The NASA objective of expanding the human experience into the far reaches of space requires regenerable life support systems. This proposal addresses the fabrication of structured (monolithic), carbon-based trace-contaminant (TC) sorbents for the space suit used in Extravehicular Activities (EVAs). The proposed innovations are: (1) the use of thin-walled, structured carbon TC sorbents fabricated using three-dimensional (3D) printing; and (2) the patented low-temperature oxidation step used for the treatment of carbons derived from polymers compatible with 3D printing. The overall objective is to develop a trace-contaminant removal system that is rapidly vacuum-regenerable and that possesses substantial weight, size, and power-requirement advantages with respect to the current state of the art. The Phase 1 project successfully demonstrated 3D-printing of polymer precursors, along with carbonization and activation to produce monoliths with excellent shape, dimensional and ammonia adsorption/desorption properties. The Phase 2 objectives are: (1) to optimize sorbent properties and performance; (2) to design, construct, test, and deliver two full-scale TC sorbent prototypes; to provide guidelines for their integration with the PLSS. This work will be accomplished in six tasks: (1) Sorbent Development and Optimization; (2) Subscale Sorbent Testing at UTC Aerospace Systems; (3) Prototype Design; (4) Prototype Construction; (5) Prototype Testing; and (6) System Evaluation.
The main application of the proposed technology would be in spacecraft life-support systems, mainly in extravehicular activities (space suit), but after modifications also in cabin-air revitalization.

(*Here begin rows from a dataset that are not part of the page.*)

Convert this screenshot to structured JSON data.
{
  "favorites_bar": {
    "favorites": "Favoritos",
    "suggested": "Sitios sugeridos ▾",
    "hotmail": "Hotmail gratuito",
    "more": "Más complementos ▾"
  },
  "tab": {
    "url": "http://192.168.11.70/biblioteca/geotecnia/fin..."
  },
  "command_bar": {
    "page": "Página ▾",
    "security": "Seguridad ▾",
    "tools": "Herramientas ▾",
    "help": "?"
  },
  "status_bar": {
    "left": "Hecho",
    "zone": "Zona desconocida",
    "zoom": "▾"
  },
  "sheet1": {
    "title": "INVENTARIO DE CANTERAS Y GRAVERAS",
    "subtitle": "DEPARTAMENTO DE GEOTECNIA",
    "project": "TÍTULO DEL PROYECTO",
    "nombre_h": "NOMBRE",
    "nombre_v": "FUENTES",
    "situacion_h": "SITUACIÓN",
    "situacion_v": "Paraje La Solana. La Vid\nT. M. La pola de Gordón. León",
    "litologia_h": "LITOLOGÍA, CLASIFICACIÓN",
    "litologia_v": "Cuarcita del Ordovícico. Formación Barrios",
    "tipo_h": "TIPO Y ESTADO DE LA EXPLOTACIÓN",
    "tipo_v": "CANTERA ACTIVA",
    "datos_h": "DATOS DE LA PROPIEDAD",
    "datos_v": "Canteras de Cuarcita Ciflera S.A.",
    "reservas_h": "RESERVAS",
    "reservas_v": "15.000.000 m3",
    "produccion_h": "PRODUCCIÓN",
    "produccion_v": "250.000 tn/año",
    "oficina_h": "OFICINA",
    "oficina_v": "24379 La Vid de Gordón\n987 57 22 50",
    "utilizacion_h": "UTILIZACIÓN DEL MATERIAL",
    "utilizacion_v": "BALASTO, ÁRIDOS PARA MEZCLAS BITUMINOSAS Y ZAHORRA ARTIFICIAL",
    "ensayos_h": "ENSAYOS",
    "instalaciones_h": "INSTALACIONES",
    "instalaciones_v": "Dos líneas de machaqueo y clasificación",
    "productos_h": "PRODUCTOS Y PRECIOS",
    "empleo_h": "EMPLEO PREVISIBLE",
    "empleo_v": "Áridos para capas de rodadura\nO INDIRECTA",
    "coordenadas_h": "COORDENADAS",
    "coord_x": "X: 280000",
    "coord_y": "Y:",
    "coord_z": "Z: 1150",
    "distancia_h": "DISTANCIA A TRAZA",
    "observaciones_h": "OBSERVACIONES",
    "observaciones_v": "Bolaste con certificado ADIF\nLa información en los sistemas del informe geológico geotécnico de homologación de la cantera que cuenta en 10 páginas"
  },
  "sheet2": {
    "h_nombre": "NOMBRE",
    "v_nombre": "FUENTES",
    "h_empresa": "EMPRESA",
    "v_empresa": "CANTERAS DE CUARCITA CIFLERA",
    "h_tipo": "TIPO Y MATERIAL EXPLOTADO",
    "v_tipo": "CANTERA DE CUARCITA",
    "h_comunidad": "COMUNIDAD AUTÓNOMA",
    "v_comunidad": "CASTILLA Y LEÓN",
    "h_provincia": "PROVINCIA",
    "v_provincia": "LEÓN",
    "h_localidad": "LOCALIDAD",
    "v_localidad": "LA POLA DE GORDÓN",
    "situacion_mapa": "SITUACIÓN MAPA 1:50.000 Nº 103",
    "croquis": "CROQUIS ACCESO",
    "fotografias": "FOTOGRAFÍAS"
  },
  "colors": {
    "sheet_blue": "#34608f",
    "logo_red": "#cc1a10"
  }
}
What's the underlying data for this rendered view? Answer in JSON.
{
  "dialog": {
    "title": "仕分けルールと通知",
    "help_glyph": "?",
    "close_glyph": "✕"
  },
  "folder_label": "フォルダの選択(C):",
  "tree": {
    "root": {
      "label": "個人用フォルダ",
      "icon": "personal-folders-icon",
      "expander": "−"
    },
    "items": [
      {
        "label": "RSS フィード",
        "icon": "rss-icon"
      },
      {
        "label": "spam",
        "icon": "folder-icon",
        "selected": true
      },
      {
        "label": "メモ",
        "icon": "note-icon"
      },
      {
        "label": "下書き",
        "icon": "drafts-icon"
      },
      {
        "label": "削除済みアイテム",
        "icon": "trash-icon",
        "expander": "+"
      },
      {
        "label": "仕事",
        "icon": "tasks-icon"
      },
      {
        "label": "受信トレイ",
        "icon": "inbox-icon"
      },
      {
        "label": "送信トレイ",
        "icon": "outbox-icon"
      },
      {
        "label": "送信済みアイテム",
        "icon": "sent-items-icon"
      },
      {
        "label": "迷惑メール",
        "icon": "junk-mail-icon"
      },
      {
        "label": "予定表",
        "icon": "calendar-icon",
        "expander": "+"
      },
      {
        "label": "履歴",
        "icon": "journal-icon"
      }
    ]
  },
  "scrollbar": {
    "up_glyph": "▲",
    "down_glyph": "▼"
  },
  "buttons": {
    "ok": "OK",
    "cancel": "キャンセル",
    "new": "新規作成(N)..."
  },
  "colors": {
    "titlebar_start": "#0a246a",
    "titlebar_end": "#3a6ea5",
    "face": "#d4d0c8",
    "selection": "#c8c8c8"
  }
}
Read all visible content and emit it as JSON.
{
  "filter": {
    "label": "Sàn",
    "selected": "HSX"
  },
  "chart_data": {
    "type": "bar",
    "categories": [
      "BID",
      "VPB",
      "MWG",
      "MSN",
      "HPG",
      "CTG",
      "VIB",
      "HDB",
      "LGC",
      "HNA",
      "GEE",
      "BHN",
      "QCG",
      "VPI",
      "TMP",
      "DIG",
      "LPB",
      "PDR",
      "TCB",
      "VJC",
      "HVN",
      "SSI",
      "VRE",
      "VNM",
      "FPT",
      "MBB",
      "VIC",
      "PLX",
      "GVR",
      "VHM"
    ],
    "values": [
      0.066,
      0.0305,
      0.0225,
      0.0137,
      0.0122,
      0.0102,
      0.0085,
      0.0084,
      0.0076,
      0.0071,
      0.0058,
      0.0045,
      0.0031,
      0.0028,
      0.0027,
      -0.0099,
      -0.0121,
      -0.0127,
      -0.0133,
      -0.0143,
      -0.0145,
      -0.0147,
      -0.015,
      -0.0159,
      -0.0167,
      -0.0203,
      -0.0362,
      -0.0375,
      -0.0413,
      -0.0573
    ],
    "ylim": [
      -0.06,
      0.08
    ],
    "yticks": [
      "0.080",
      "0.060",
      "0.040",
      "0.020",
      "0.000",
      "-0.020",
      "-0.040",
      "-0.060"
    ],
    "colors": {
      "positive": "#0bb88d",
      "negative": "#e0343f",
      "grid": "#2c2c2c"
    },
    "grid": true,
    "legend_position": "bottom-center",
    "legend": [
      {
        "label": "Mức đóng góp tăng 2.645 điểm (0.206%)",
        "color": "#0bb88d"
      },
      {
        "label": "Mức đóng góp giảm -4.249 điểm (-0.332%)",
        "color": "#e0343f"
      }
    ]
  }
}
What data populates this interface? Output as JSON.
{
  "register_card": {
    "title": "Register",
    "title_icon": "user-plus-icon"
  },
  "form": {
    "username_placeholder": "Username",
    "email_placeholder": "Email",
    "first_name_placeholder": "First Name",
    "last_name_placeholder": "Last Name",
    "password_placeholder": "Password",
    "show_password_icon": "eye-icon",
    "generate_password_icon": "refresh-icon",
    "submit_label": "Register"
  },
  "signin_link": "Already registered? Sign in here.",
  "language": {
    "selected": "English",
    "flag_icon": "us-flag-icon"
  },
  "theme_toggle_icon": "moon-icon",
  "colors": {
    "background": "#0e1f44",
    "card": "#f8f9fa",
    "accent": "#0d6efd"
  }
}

The developed technology may find applications in air-revitalization on board US Navy submarines, in commercial and military aircraft, in the future air-conditioning systems for green buildings, and in advanced scuba-diving systems.